I have been thinking a lot about failure recently. As vicar in a new parish, you are forever getting things slightly wrong, and forgetting how things work. More than that, there is a desire to do good, to build the church, to serve God faithfully. You want to do well; you don’t want to fail.
It seems that in the church, too often, we are averse to failure. We don’t think we can, or should, fail as Christians. Failure is not talked about, or even tolerated. Everything should be a success and encouraging if it is to be discussed within the church, it would appear.
But I think it’s okay to fail. First of all, because being a failure, and recognising yourself as such, is the first step in the Christian life. It is precisely because we cannot save ourselves, and we fail if we try, that Jesus had to come and die. Human beings are failures as followers of Christ. As Paul tells the Romans, “there is no one who does good, not even one.” We are failures, each and every one of us. It’s not fun or pleasant to say, but it’s true.
Yet, despite our failure to follow and honour God, he welcomes us to himself in Jesus Christ. God knows we are failures and makes us family nonetheless. Grace takes failures like you and I and turns us into holy people, precious and chosen in God’s sight.
That’s why it’s okay to fail. Because our standing and status before Almighty God does not depend on our success, and is not threatened by our failure. If we fail, as we will, it does not turn God against us or remove Jesus’ saving work. We can admit to failing because failing does not change our identity.
Now, as we embrace failure, we shouldn’t aim for it. We want to do things well for the glory of God, and we want our endeavours to be a success. We certainly don’t want to legitimise or celebrate moral failure. Where we have failed to honour God or obey his commands, we ought to come to him in repentance and ask for forgiveness. That is crucial. But embracing failure means we can do this and we know we will find that forgiveness in Christ. Failure finds forgiveness in Jesus.

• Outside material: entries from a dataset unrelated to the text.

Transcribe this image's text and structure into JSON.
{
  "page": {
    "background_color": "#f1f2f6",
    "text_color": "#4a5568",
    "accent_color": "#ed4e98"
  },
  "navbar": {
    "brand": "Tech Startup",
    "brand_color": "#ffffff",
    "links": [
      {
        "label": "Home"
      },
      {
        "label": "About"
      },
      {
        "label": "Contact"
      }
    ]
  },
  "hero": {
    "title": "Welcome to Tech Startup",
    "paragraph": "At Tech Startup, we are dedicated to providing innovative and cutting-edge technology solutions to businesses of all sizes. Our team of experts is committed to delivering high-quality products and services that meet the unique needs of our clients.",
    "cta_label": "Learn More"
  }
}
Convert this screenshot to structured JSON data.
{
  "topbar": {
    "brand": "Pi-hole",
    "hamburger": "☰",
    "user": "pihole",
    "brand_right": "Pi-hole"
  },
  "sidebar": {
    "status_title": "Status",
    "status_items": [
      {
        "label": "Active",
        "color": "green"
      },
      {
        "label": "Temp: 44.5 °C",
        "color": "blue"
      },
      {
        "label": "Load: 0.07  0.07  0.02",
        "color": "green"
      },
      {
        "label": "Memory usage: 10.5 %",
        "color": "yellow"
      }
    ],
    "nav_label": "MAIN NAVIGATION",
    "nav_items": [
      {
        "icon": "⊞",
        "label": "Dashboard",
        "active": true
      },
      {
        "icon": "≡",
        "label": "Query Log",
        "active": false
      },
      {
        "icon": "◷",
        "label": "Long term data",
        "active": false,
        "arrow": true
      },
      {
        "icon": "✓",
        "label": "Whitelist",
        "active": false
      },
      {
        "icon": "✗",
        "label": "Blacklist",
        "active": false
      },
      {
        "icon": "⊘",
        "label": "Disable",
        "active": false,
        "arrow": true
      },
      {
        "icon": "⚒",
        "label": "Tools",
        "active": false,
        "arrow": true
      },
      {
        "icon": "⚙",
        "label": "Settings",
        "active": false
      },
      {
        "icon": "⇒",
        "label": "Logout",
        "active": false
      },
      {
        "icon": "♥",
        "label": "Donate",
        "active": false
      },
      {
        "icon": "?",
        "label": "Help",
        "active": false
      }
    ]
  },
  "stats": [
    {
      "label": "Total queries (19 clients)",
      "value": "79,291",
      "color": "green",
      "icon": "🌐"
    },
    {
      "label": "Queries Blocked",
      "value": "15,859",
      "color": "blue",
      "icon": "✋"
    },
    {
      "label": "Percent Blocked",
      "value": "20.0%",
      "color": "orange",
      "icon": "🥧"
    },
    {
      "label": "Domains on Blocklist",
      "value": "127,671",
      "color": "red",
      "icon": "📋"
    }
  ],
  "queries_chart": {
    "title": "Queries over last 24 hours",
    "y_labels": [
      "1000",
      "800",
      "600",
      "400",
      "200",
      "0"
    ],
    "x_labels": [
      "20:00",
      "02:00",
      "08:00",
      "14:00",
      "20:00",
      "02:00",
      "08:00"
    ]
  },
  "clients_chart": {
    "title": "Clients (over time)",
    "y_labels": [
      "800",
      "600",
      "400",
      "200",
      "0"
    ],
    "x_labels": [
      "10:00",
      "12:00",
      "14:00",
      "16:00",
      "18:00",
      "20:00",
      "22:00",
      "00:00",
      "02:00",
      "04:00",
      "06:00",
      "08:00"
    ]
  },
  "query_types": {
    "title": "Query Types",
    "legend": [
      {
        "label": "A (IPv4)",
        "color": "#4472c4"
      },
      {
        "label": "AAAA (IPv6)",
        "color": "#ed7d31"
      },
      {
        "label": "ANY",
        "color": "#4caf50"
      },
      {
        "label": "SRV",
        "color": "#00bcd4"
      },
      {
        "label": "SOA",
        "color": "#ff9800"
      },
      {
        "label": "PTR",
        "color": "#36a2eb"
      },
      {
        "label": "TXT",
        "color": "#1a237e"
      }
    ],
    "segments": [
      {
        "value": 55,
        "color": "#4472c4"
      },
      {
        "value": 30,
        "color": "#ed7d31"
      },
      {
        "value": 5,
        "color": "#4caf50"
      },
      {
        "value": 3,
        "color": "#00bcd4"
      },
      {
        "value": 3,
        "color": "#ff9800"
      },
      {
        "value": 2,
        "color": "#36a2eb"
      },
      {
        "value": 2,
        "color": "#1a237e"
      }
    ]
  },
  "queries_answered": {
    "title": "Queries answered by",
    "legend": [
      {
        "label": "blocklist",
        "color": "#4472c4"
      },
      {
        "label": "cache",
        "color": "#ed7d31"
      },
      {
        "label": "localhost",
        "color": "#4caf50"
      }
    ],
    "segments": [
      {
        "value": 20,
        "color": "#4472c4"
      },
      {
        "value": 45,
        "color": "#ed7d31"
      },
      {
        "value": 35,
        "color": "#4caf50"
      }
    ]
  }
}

For this reason, we ought to be a church that embraces failure. That will mean we can also be a church that embraces risk too. Because you will never take risks if you can never take failure. But a church that embraces failure and learns from it, will also be a church that takes risks and goes all out for God’s mission. Because it is a mission that does not depend on our success (thank God!) and it is a mission that is never sunk by our failures.